By David Brunnstrom
BRUSSELS (Reuters) - Progress towards a missile defense deal between NATO and Russia has been slower than expected but Russia would be wasting money by investing in counter-measures against an imaginary threat from the West, the head of NATO said on Wednesday.
Despite a rise in anti-NATO rhetoric from Moscow in recent months, NATO Secretary-General Anders Fogh Rasmussen said progress had been made in developing practical cooperation with Russia in the past year.
"I expect further progress in the coming year," he told reporters ahead of a meeting between NATO foreign ministers and their Russian counterpart Sergei Lavrov in Brussels on Thursday.
"However, as far as missile defense is concerned, progress has been slower than I had hoped or expected," he said, referring to an invitation to Russia to cooperate with NATO on missile defense made at a summit in Lisbon a year ago.
Rasmussen said he was pleased that Russian President Dmitry Medvedev had kept the door open to dialogue on missile defense, but noted he had also warned of Russian counter-measures if differences between Russia and NATO could not be resolved.
"I hope that we can reach an agreement at (NATO's) Chicago summit in May ... It would definitely be a waste of valuable money if Russia started to invest in counter-measures against an artificial enemy that doesn't exist.
"That money could . be invested for the Russian people in job creation and modernization of Russian society."
Russia seeks legal guarantees from NATO that its missile defense system is not aimed at limiting Russia's strategic nuclear capability and wants joint control of how such a system is used.
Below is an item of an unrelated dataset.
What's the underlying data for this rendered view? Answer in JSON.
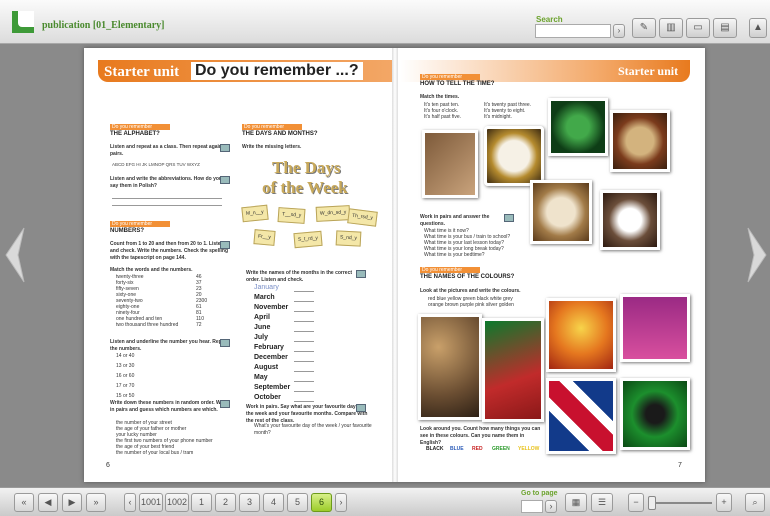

NATO wants separate systems and says Russia and NATO already have a binding agreement that they will refrain from use of force against each other.
Last month Medvedev said he would arm Russia with missiles capable of countering the U.S. shield and set up an early-warning radar system in its Baltic enclave of Kaliningrad bordering NATO territory in a bid to press the United States to back down in the dispute.
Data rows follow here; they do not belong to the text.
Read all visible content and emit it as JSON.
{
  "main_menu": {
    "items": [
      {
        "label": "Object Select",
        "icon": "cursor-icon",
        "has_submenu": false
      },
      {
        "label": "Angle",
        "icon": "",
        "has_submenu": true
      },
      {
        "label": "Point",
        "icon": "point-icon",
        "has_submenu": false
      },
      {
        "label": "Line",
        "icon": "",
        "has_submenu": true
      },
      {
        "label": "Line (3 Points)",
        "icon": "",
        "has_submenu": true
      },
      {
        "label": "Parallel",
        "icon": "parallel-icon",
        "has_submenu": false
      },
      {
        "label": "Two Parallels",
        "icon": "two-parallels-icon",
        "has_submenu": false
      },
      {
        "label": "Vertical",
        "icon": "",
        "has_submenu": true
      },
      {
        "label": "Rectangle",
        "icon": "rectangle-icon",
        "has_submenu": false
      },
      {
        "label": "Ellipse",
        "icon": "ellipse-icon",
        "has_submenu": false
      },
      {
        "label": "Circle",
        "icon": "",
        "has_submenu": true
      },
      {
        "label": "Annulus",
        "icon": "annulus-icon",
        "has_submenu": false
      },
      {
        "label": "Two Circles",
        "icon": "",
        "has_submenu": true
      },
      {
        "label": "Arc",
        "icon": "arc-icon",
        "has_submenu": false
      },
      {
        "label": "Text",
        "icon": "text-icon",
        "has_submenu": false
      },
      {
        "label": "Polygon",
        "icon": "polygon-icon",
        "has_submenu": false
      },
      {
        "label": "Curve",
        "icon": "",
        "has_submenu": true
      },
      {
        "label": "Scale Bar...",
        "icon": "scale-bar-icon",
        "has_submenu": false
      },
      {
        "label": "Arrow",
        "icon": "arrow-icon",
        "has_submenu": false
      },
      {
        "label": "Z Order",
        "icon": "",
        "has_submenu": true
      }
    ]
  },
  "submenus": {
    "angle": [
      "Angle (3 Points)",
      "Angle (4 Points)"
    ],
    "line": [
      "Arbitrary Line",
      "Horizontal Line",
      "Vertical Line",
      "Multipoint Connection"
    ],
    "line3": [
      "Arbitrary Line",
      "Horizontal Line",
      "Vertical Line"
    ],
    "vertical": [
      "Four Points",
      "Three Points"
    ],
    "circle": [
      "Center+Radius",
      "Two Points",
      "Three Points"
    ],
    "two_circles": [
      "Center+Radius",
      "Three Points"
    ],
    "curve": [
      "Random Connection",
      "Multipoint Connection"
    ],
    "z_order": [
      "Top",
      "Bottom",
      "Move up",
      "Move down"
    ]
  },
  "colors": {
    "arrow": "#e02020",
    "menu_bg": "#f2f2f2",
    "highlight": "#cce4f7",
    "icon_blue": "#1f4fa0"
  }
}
At the same time, Medvedev also said NATO could use the radar station in Kaliningrad as part of a missile defense system if there was an agreement to cooperate.
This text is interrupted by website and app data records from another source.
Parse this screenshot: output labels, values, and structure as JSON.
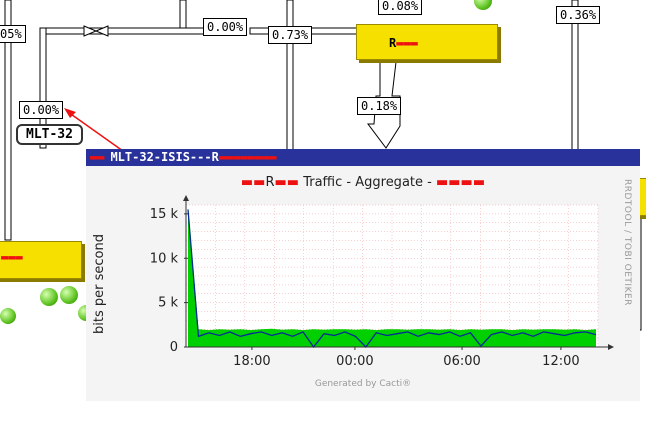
{
  "map": {
    "labels": [
      {
        "id": "lbl-top-left",
        "text": "05%"
      },
      {
        "id": "lbl-top-mid",
        "text": "0.00%"
      },
      {
        "id": "lbl-top-mid2",
        "text": "0.73%"
      },
      {
        "id": "lbl-top-r",
        "text": "0.08%"
      },
      {
        "id": "lbl-top-far",
        "text": "0.36%"
      },
      {
        "id": "lbl-left-mid",
        "text": "0.00%"
      },
      {
        "id": "lbl-center",
        "text": "0.18%"
      }
    ],
    "node_tag": "MLT-32",
    "node_r_prefix": "R"
  },
  "graph": {
    "window_title": "MLT-32-ISIS---R",
    "title_prefix": "R",
    "title_main": "Traffic - Aggregate -",
    "ylabel": "bits per second",
    "side_label": "RRDTOOL / TOBI OETIKER",
    "footer": "Generated by Cacti®",
    "colors": {
      "inbound": "#00cf00",
      "outbound": "#002a97"
    }
  },
  "chart_data": {
    "type": "area",
    "ylabel": "bits per second",
    "yticks": [
      "15 k",
      "10 k",
      "5 k",
      "0"
    ],
    "ytick_values": [
      15000,
      10000,
      5000,
      0
    ],
    "xticks": [
      "18:00",
      "00:00",
      "06:00",
      "12:00"
    ],
    "ylim": [
      0,
      16000
    ],
    "grid": true,
    "series": [
      {
        "name": "",
        "color": "#00cf00",
        "values": [
          15500,
          2000,
          1900,
          2000,
          1950,
          2000,
          1900,
          2000,
          2050,
          1950,
          2000,
          1900,
          2000,
          1950,
          2000,
          2000,
          1950,
          2000,
          1900,
          2000,
          2000,
          1950,
          2000,
          2000,
          1950,
          2000,
          1900,
          2000,
          1950,
          2000,
          2000,
          1900,
          2000,
          1950,
          2000,
          2000,
          1950,
          2000,
          1900,
          2000
        ]
      },
      {
        "name": "",
        "color": "#002a97",
        "values": [
          15500,
          1200,
          1600,
          1300,
          1700,
          1200,
          1500,
          1700,
          1300,
          1600,
          1200,
          1700,
          0,
          1500,
          1300,
          1700,
          1200,
          0,
          1600,
          1300,
          1500,
          1700,
          1200,
          1600,
          1400,
          1700,
          1200,
          1600,
          100,
          1400,
          1700,
          1300,
          1600,
          1200,
          1700,
          1500,
          1300,
          1600,
          1700,
          1400
        ]
      }
    ]
  }
}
Speaking on Wednesday, Lavrov told a news conference in Vilnius that Russian concerns must be taken into account.
He said stationing of weapons in Kaliningrad, sandwiched between NATO states Poland and Lithuania, would not breach any international rules. But he said former east block allies such as Lithuania, now NATO members, should not be worried.
"What we are worried about is that foreign weapons, foreign military infrastructure is being created around Russian Federation on the territory of our neighbors," he said, referring to plans to station elements of the NATO missile defense system in Poland, Romania and Turkey.
Lavrov accused NATO of violating agreements not to station substantial combat forces permanently on territory of new members that used to be part of the Soviet bloc.
Analysts say Russia is overstating the threat from the missile defense system to use the issue as a bargaining chip with the West. Recent anti-Western rhetoric has appeared aimed at a Russian domestic audience in an election period.
Russia's NATO envoy Dmitry Rogozin has suggested Moscow could reduce its support for NATO's campaign in Afghanistan if it did not heed its warnings about missile defense.
Russia lets NATO transport supplies for Afghanistan across its territory and the route has become a vital since Pakistan barred resupply via its territory last month.
(Additional reporting by Aleks Tapinsh in Vilnius)